=== Section Start ===

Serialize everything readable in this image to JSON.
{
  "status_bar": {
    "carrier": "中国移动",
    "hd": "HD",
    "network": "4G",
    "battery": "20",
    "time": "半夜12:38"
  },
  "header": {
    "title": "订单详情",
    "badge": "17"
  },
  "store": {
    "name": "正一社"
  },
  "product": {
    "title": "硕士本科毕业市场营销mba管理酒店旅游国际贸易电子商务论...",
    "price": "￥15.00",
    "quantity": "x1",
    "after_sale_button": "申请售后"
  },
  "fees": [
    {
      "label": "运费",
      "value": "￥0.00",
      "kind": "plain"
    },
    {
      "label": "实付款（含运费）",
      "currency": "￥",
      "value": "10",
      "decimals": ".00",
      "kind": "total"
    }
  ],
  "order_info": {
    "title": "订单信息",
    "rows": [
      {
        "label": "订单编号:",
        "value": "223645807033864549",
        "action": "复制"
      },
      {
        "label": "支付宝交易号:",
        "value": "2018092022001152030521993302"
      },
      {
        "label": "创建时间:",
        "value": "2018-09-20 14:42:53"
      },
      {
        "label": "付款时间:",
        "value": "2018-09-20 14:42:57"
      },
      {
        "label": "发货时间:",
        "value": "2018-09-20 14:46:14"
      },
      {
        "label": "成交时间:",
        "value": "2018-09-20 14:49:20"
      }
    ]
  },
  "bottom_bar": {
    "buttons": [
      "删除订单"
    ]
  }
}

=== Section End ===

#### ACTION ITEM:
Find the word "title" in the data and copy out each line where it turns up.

#### ANSWER TO THIS EXERCISE:
    "title": "订单详情",
    "title": "硕士本科毕业市场营销mba管理酒店旅游国际贸易电子商务论...",
    "title": "订单信息",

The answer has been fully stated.